I am preparing to leave beautiful Colorado, where I spent the last few days of Christmas and the beginning of Epiphany with my family.
Epiphany is a liturgical festival observed on January 6. Epiphany is also a season that lasts until the beginning of Lent and encompasses four to nine Sundays, depending on the date of Easter, for Western churches. It is the oldest of the Christmas festivals and originally the most important. And it is the climax of the Christmas season in the churches of the East.
In the Western Church, Epiphany encompasses three incidents about the divinity of Christ: the visit of the Magi (or Wise Men as they are sometimes called), the baptism of Jesus and the miracle at Cana.
For a helpful article on how Epiphany is celebrated in Eastern traditions, you could do worse than check out Los Angeles Times writer K. Connie Kang’s recent piece. She notes that Epiphany in some parts of the world celebrates only the adoration of the Magi:

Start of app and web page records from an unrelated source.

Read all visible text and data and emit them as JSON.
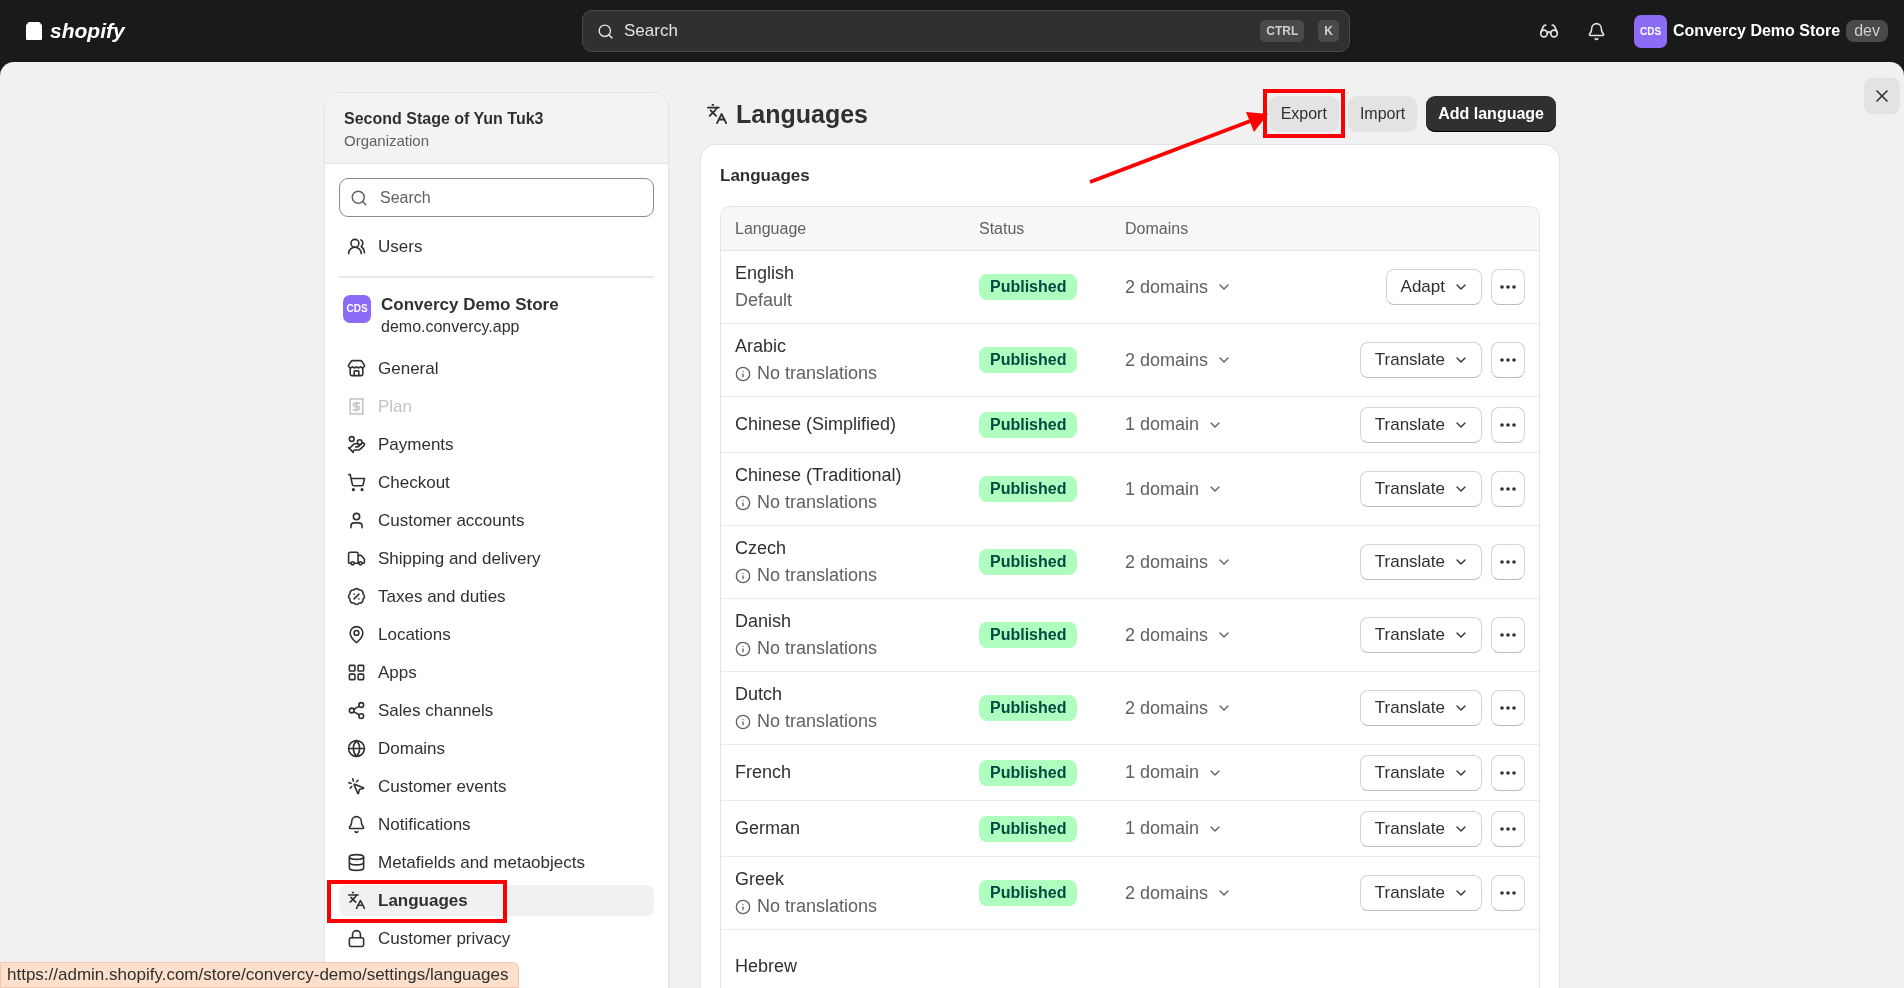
{
  "topbar": {
    "logo": "shopify",
    "search": {
      "placeholder": "Search"
    },
    "shortcut": [
      "CTRL",
      "K"
    ],
    "store": {
      "avatar": "CDS",
      "name": "Convercy Demo Store",
      "badge": "dev"
    }
  },
  "sidebar": {
    "org": {
      "name": "Second Stage of Yun Tuk3",
      "subtitle": "Organization"
    },
    "search": {
      "placeholder": "Search"
    },
    "users": "Users",
    "store": {
      "avatar": "CDS",
      "name": "Convercy Demo Store",
      "domain": "demo.convercy.app"
    },
    "items": [
      {
        "label": "General",
        "selected": false,
        "disabled": false
      },
      {
        "label": "Plan",
        "selected": false,
        "disabled": true
      },
      {
        "label": "Payments",
        "selected": false,
        "disabled": false
      },
      {
        "label": "Checkout",
        "selected": false,
        "disabled": false
      },
      {
        "label": "Customer accounts",
        "selected": false,
        "disabled": false
      },
      {
        "label": "Shipping and delivery",
        "selected": false,
        "disabled": false
      },
      {
        "label": "Taxes and duties",
        "selected": false,
        "disabled": false
      },
      {
        "label": "Locations",
        "selected": false,
        "disabled": false
      },
      {
        "label": "Apps",
        "selected": false,
        "disabled": false
      },
      {
        "label": "Sales channels",
        "selected": false,
        "disabled": false
      },
      {
        "label": "Domains",
        "selected": false,
        "disabled": false
      },
      {
        "label": "Customer events",
        "selected": false,
        "disabled": false
      },
      {
        "label": "Notifications",
        "selected": false,
        "disabled": false
      },
      {
        "label": "Metafields and metaobjects",
        "selected": false,
        "disabled": false
      },
      {
        "label": "Languages",
        "selected": true,
        "disabled": false
      },
      {
        "label": "Customer privacy",
        "selected": false,
        "disabled": false
      }
    ]
  },
  "page": {
    "title": "Languages",
    "buttons": [
      {
        "label": "Export",
        "kind": "secondary"
      },
      {
        "label": "Import",
        "kind": "secondary"
      },
      {
        "label": "Add language",
        "kind": "primary"
      }
    ],
    "card": {
      "title": "Languages",
      "columns": [
        "Language",
        "Status",
        "Domains"
      ],
      "rows": [
        {
          "name": "English",
          "note": {
            "text": "Default",
            "kind": "plain"
          },
          "status": "Published",
          "domains": "2 domains",
          "action": "Adapt"
        },
        {
          "name": "Arabic",
          "note": {
            "text": "No translations",
            "kind": "info"
          },
          "status": "Published",
          "domains": "2 domains",
          "action": "Translate"
        },
        {
          "name": "Chinese (Simplified)",
          "status": "Published",
          "domains": "1 domain",
          "action": "Translate"
        },
        {
          "name": "Chinese (Traditional)",
          "note": {
            "text": "No translations",
            "kind": "info"
          },
          "status": "Published",
          "domains": "1 domain",
          "action": "Translate"
        },
        {
          "name": "Czech",
          "note": {
            "text": "No translations",
            "kind": "info"
          },
          "status": "Published",
          "domains": "2 domains",
          "action": "Translate"
        },
        {
          "name": "Danish",
          "note": {
            "text": "No translations",
            "kind": "info"
          },
          "status": "Published",
          "domains": "2 domains",
          "action": "Translate"
        },
        {
          "name": "Dutch",
          "note": {
            "text": "No translations",
            "kind": "info"
          },
          "status": "Published",
          "domains": "2 domains",
          "action": "Translate"
        },
        {
          "name": "French",
          "status": "Published",
          "domains": "1 domain",
          "action": "Translate"
        },
        {
          "name": "German",
          "status": "Published",
          "domains": "1 domain",
          "action": "Translate"
        },
        {
          "name": "Greek",
          "note": {
            "text": "No translations",
            "kind": "info"
          },
          "status": "Published",
          "domains": "2 domains",
          "action": "Translate"
        },
        {
          "name": "Hebrew"
        }
      ]
    }
  },
  "status_url": "https://admin.shopify.com/store/convercy-demo/settings/languages"
}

But in the Eastern Church — composed of about 300 million Orthodox Christians worldwide — Epiphany takes on a more complex theological meaning. The focal point is the baptism of Jesus in the Jordan River and the appearance of the Holy Spirit.
“Epiphany means the manifestation of the Trinity,” said the Very Rev. Father Michel Najim, dean of St. Nicholas Antiochian Orthodox Christian Cathedral in Los Angeles. Indeed, like many Orthodox, Najim prefers to refer to Epiphany, which means “revelation,” as Theophany, which translates as “manifestation of God.”
He emphasized that at Jesus’ baptism, the three persons in the Christian conception of God — Father, Son and Holy Spirit — were revealed. The Bible says that when Jesus came up from the water after being baptized by John the Baptist, the heavens opened and the Holy Spirit descended like a dove and alighted on Jesus. When this happened, a voice said, “This is my Son, the Beloved, with whom I am well pleased.”
The piece is full of local color, but it helps to lay out some of these basic theological explanations as she does.
I also meant to highlight St. Louis Post-Dispatch religion reporter Tim Townsend’s piece from a few weeks ago. Using a scene from a local Christmas pageant with some early Magi as a hook, he delved into the significance of the Wise Men to Christianity:
These three kings of orient are, in fact, not kings at all. “Magi” comes from the Greek word “magoi,” meaning sorcerers or astrologers — the scientists of their day. Scientific theories attempting to explain the Star of Bethlehem have historically included a supernova, a comet, or most often, a planetary alignment of Jupiter, Saturn and Mars.
“These were men who searched the sky for signs,” said the Rev. John Paul Heil, professor of New Testament who recently left Kenrick-Glennon Seminary in St. Louis to teach at Catholic University of America in Washington. “They were learned people who would advise kings as to what was going on in the heavens.”
In later centuries the magi themselves began to be depicted as kings.
Later Christian tradition gave the magi names — Melchior, Balthasar and Gaspar — and since the 12th century their purported bones (some say their skulls) have been encased in the Shrine of the Three Kings now in the Cologne Cathedral in Germany.
These types of stories may seem simplistic but there are a great number of readers who are curious about these worship practices and religious symbolism.
Update: Let us know if you find any good local stories on Epiphany for Western or Eastern Christians. This is a good one from Ann Rodgers at the Pittsburgh Post-Gazette.